Saved entries:
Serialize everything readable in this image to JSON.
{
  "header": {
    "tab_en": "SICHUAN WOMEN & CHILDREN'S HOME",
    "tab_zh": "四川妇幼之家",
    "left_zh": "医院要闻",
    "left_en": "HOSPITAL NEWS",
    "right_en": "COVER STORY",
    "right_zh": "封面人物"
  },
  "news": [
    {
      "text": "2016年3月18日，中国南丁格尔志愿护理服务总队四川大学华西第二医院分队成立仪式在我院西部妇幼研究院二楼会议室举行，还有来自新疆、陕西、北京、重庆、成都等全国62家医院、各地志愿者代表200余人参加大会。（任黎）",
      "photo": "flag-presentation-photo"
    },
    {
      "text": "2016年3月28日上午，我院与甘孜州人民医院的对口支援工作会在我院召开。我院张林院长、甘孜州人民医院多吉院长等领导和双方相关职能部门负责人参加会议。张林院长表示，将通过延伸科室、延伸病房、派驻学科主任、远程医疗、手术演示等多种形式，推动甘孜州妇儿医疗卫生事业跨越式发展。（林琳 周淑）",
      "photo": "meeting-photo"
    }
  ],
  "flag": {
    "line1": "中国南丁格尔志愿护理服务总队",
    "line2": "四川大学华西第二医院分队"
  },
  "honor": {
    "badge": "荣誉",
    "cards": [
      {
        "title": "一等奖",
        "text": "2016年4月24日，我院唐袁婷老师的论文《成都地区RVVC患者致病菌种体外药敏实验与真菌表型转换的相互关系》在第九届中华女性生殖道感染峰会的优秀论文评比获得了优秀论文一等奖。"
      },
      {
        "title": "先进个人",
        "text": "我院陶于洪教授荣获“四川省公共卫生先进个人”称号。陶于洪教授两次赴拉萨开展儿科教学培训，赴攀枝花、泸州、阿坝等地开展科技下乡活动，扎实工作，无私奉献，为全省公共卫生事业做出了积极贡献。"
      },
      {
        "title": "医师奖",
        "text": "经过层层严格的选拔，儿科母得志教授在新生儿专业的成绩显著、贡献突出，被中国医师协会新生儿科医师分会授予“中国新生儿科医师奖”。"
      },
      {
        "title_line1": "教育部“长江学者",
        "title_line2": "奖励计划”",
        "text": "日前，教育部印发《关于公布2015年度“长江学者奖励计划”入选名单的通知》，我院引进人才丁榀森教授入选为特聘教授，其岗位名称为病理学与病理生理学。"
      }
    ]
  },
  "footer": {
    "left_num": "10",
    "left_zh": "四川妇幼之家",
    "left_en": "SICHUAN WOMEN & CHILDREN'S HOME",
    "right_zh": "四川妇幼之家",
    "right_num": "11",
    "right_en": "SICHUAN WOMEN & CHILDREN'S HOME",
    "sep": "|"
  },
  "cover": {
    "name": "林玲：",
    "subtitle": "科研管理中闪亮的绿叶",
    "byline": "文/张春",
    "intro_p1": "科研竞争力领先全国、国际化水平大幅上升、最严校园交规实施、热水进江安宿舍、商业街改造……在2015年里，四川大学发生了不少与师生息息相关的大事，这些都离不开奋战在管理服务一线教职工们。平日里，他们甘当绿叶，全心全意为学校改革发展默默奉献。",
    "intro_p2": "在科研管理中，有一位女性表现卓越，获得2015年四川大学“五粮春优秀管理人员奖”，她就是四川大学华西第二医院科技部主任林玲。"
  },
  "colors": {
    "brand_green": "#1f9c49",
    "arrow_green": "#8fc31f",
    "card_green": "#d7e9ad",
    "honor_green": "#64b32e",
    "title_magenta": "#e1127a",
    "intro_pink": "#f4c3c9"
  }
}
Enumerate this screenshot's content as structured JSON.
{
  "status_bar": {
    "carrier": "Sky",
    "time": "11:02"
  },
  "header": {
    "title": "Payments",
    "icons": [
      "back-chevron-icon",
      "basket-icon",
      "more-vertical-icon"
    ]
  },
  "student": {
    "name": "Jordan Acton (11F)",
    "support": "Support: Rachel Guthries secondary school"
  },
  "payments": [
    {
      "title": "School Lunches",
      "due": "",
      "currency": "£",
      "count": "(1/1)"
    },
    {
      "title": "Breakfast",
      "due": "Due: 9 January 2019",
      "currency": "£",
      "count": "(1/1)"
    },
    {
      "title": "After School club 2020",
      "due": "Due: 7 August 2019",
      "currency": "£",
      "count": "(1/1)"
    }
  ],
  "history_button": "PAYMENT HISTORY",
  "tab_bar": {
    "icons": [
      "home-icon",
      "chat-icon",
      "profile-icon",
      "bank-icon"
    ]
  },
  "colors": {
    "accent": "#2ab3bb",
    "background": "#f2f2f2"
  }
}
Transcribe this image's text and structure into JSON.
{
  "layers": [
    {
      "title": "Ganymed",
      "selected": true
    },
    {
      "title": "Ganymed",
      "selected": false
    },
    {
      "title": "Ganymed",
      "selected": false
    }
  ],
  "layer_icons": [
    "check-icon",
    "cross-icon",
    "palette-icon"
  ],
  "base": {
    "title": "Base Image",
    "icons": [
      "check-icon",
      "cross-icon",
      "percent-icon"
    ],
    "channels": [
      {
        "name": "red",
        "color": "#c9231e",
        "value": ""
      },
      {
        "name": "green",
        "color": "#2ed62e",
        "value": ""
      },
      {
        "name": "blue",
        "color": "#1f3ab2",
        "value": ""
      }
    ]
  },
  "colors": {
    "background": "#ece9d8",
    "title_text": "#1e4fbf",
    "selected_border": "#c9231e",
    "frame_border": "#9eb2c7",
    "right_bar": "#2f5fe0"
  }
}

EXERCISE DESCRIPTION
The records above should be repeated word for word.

SOLUTION FOR THIS EXERCISE
Serialize everything readable in this image to JSON.
{
  "header": {
    "tab_en": "SICHUAN WOMEN & CHILDREN'S HOME",
    "tab_zh": "四川妇幼之家",
    "left_zh": "医院要闻",
    "left_en": "HOSPITAL NEWS",
    "right_en": "COVER STORY",
    "right_zh": "封面人物"
  },
  "news": [
    {
      "text": "2016年3月18日，中国南丁格尔志愿护理服务总队四川大学华西第二医院分队成立仪式在我院西部妇幼研究院二楼会议室举行，还有来自新疆、陕西、北京、重庆、成都等全国62家医院、各地志愿者代表200余人参加大会。（任黎）",
      "photo": "flag-presentation-photo"
    },
    {
      "text": "2016年3月28日上午，我院与甘孜州人民医院的对口支援工作会在我院召开。我院张林院长、甘孜州人民医院多吉院长等领导和双方相关职能部门负责人参加会议。张林院长表示，将通过延伸科室、延伸病房、派驻学科主任、远程医疗、手术演示等多种形式，推动甘孜州妇儿医疗卫生事业跨越式发展。（林琳 周淑）",
      "photo": "meeting-photo"
    }
  ],
  "flag": {
    "line1": "中国南丁格尔志愿护理服务总队",
    "line2": "四川大学华西第二医院分队"
  },
  "honor": {
    "badge": "荣誉",
    "cards": [
      {
        "title": "一等奖",
        "text": "2016年4月24日，我院唐袁婷老师的论文《成都地区RVVC患者致病菌种体外药敏实验与真菌表型转换的相互关系》在第九届中华女性生殖道感染峰会的优秀论文评比获得了优秀论文一等奖。"
      },
      {
        "title": "先进个人",
        "text": "我院陶于洪教授荣获“四川省公共卫生先进个人”称号。陶于洪教授两次赴拉萨开展儿科教学培训，赴攀枝花、泸州、阿坝等地开展科技下乡活动，扎实工作，无私奉献，为全省公共卫生事业做出了积极贡献。"
      },
      {
        "title": "医师奖",
        "text": "经过层层严格的选拔，儿科母得志教授在新生儿专业的成绩显著、贡献突出，被中国医师协会新生儿科医师分会授予“中国新生儿科医师奖”。"
      },
      {
        "title_line1": "教育部“长江学者",
        "title_line2": "奖励计划”",
        "text": "日前，教育部印发《关于公布2015年度“长江学者奖励计划”入选名单的通知》，我院引进人才丁榀森教授入选为特聘教授，其岗位名称为病理学与病理生理学。"
      }
    ]
  },
  "footer": {
    "left_num": "10",
    "left_zh": "四川妇幼之家",
    "left_en": "SICHUAN WOMEN & CHILDREN'S HOME",
    "right_zh": "四川妇幼之家",
    "right_num": "11",
    "right_en": "SICHUAN WOMEN & CHILDREN'S HOME",
    "sep": "|"
  },
  "cover": {
    "name": "林玲：",
    "subtitle": "科研管理中闪亮的绿叶",
    "byline": "文/张春",
    "intro_p1": "科研竞争力领先全国、国际化水平大幅上升、最严校园交规实施、热水进江安宿舍、商业街改造……在2015年里，四川大学发生了不少与师生息息相关的大事，这些都离不开奋战在管理服务一线教职工们。平日里，他们甘当绿叶，全心全意为学校改革发展默默奉献。",
    "intro_p2": "在科研管理中，有一位女性表现卓越，获得2015年四川大学“五粮春优秀管理人员奖”，她就是四川大学华西第二医院科技部主任林玲。"
  },
  "colors": {
    "brand_green": "#1f9c49",
    "arrow_green": "#8fc31f",
    "card_green": "#d7e9ad",
    "honor_green": "#64b32e",
    "title_magenta": "#e1127a",
    "intro_pink": "#f4c3c9"
  }
}
Enumerate this screenshot's content as structured JSON.
{
  "status_bar": {
    "carrier": "Sky",
    "time": "11:02"
  },
  "header": {
    "title": "Payments",
    "icons": [
      "back-chevron-icon",
      "basket-icon",
      "more-vertical-icon"
    ]
  },
  "student": {
    "name": "Jordan Acton (11F)",
    "support": "Support: Rachel Guthries secondary school"
  },
  "payments": [
    {
      "title": "School Lunches",
      "due": "",
      "currency": "£",
      "count": "(1/1)"
    },
    {
      "title": "Breakfast",
      "due": "Due: 9 January 2019",
      "currency": "£",
      "count": "(1/1)"
    },
    {
      "title": "After School club 2020",
      "due": "Due: 7 August 2019",
      "currency": "£",
      "count": "(1/1)"
    }
  ],
  "history_button": "PAYMENT HISTORY",
  "tab_bar": {
    "icons": [
      "home-icon",
      "chat-icon",
      "profile-icon",
      "bank-icon"
    ]
  },
  "colors": {
    "accent": "#2ab3bb",
    "background": "#f2f2f2"
  }
}
Transcribe this image's text and structure into JSON.
{
  "layers": [
    {
      "title": "Ganymed",
      "selected": true
    },
    {
      "title": "Ganymed",
      "selected": false
    },
    {
      "title": "Ganymed",
      "selected": false
    }
  ],
  "layer_icons": [
    "check-icon",
    "cross-icon",
    "palette-icon"
  ],
  "base": {
    "title": "Base Image",
    "icons": [
      "check-icon",
      "cross-icon",
      "percent-icon"
    ],
    "channels": [
      {
        "name": "red",
        "color": "#c9231e",
        "value": ""
      },
      {
        "name": "green",
        "color": "#2ed62e",
        "value": ""
      },
      {
        "name": "blue",
        "color": "#1f3ab2",
        "value": ""
      }
    ]
  },
  "colors": {
    "background": "#ece9d8",
    "title_text": "#1e4fbf",
    "selected_border": "#c9231e",
    "frame_border": "#9eb2c7",
    "right_bar": "#2f5fe0"
  }
}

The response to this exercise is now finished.